Which is not to imply that I'm anyone's role model. I do my best this time of year, but it's rare that I go the full eight days. And something tells me that my code to following Passover may not jibe exactly with even Reform Judaism's handbook. To codify things a bit, this is the Shep Guide to Passover:
- For the basics, look to the Ashkenazi (Eastern European) rules: no leavened bread, no rice, no corn, no legumes. I know that they didn't have corn in ancient Egypt, but this has been hammered home to me repeatedly, and even though I didn't quite understand my rabbi when she tried to explain it to me, it seems like this be the deal. So no corn syrup. Which pretty much rules out 95 percent of the supermarket, and 98 percent of everything in this world that is delicious. Yes, I know Sephardic Jews are a bit more lenient, but there ain't no way red-headed pasty Mcgee here is passing for Middle Eastern or Spanish, so don't even try.
- Even though I'm a bacon cheeseburger Jew the rest of the year, that must cease for a while. Put. The pork rinds. Down. And no Easter ham if the holidays' paths cross. You get lamb, which is just as delicious.
- Some families get rid of all no-no foods from their home. Considering I just devoured a roast I found in the freezer that said "use by Feb 2007" because I couldn't bear to waste it, that's not happening.
- Diet Coke and McDonald's fries are totally acceptable, mainly because I have yet to hear a valid argument as to why they're not. If you happen to know one, kindly keep it to yourself, as that would really mess with my chi.

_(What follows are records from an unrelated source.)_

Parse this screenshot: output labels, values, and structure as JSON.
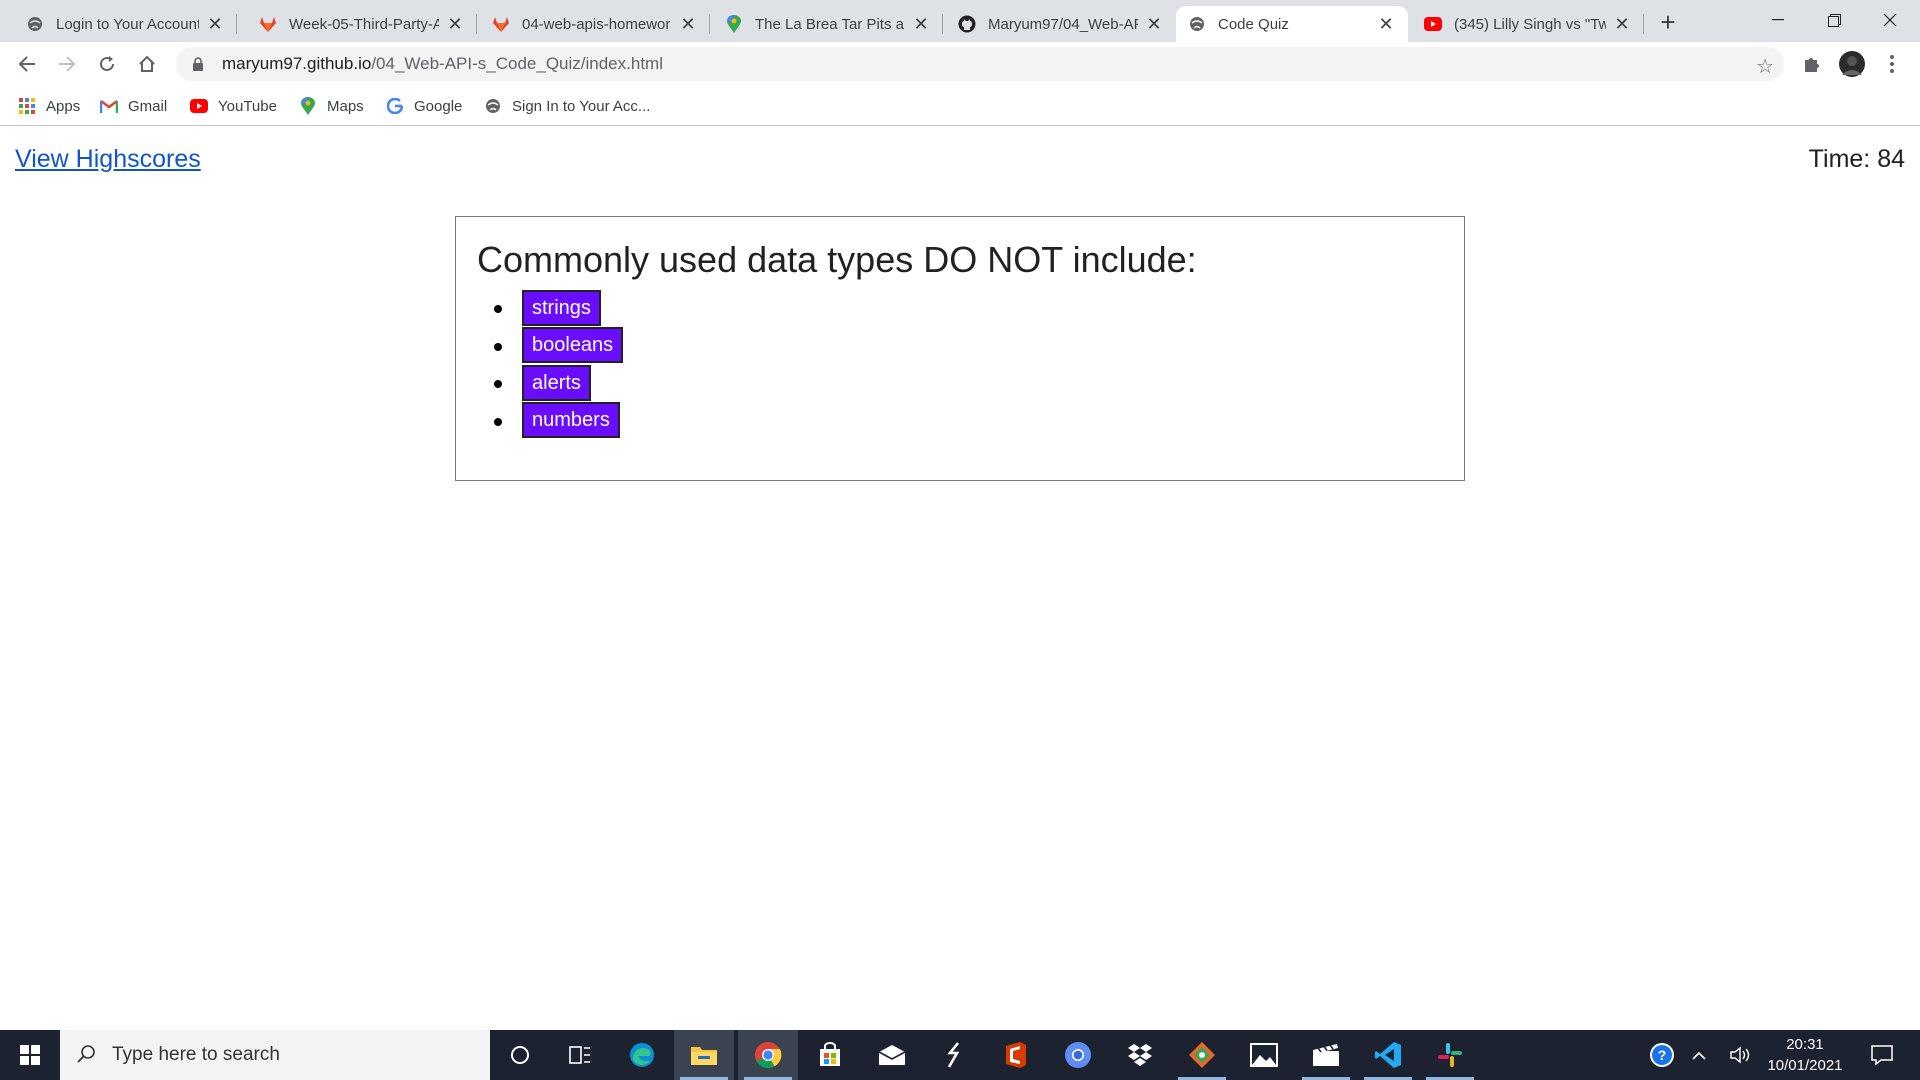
{
  "tabs": [
    {
      "label": "Login to Your Account",
      "icon": "globe-icon"
    },
    {
      "label": "Week-05-Third-Party-A",
      "icon": "gitlab-icon"
    },
    {
      "label": "04-web-apis-homewor",
      "icon": "gitlab-icon"
    },
    {
      "label": "The La Brea Tar Pits and",
      "icon": "maps-pin-icon"
    },
    {
      "label": "Maryum97/04_Web-AP",
      "icon": "github-icon"
    },
    {
      "label": "Code Quiz",
      "icon": "globe-icon",
      "active": true
    },
    {
      "label": "(345) Lilly Singh vs \"Tw",
      "icon": "youtube-icon"
    }
  ],
  "address": {
    "domain": "maryum97.github.io",
    "path": "/04_Web-API-s_Code_Quiz/index.html"
  },
  "bookmarks": [
    {
      "label": "Apps",
      "icon": "apps-grid-icon"
    },
    {
      "label": "Gmail",
      "icon": "gmail-icon"
    },
    {
      "label": "YouTube",
      "icon": "youtube-icon"
    },
    {
      "label": "Maps",
      "icon": "maps-pin-icon"
    },
    {
      "label": "Google",
      "icon": "google-icon"
    },
    {
      "label": "Sign In to Your Acc...",
      "icon": "globe-icon"
    }
  ],
  "page": {
    "highscores_link": "View Highscores",
    "timer": "Time: 84",
    "question": "Commonly used data types DO NOT include:",
    "answers": [
      "strings",
      "booleans",
      "alerts",
      "numbers"
    ],
    "answer_color": "#6a0dff"
  },
  "taskbar": {
    "search_placeholder": "Type here to search",
    "time": "20:31",
    "date": "10/01/2021"
  }
}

- There are mitigating circumstances to breaking Passover. Namely, if you're on spring break somewhere like Wales or Ireland, just give it up. It ain't happening. They're not exactly flush with Manishewitz there. You can work it out with Yahweh on your own time.
- Also, if your dad prepares his famous "cherry stuff" dessert for PassEaster dinner, forgetting that the Nilla wafers and Cool Whip therein are verboten, you can have a serving. You don't want to hurt his feelings. And it's awesome.
- By the same token, if you're meeting your boyfriend's parents for the first time, and they're not hip to the whole thing, you are within your rights to try to educate them, but if a major portion of the meal is out of bounds, eat the damn lasagna. Unless of course you get a premonition that your bf will turn out to be a lying, thieving sack of shit. In that case, you not only should make them feel guilty for putting you in the same room as pasta, but you should really Jew it up way, way more than normal and totally freak 'em out. Then run like hell.
- If you're catching your friend's gig at Catholic University, and you are accidentally mistaken for his manager or publicist or some damn thing, and they thrust a coupon for a free meal at the student union in your hand, by God you will use that coupon no matter what goyishe fare they have to offer. Free food is free food.
- The rules on alcohol are a little fuzzy, so it's best to avoid it altogether. Unless someone buys you a drink. Or if it's your turn to buy rounds. Or if you're already so drunk from other people buying you drinks, that you're having trouble keeping track of what city you're in, let alone what the Talmud says. Then rock on.
UPDATE And if you do make it all eight days, you get to go to Five Guys, burst in, and scream "I need a Little Bacon Cheeseburger right the hell NOW." And then you win.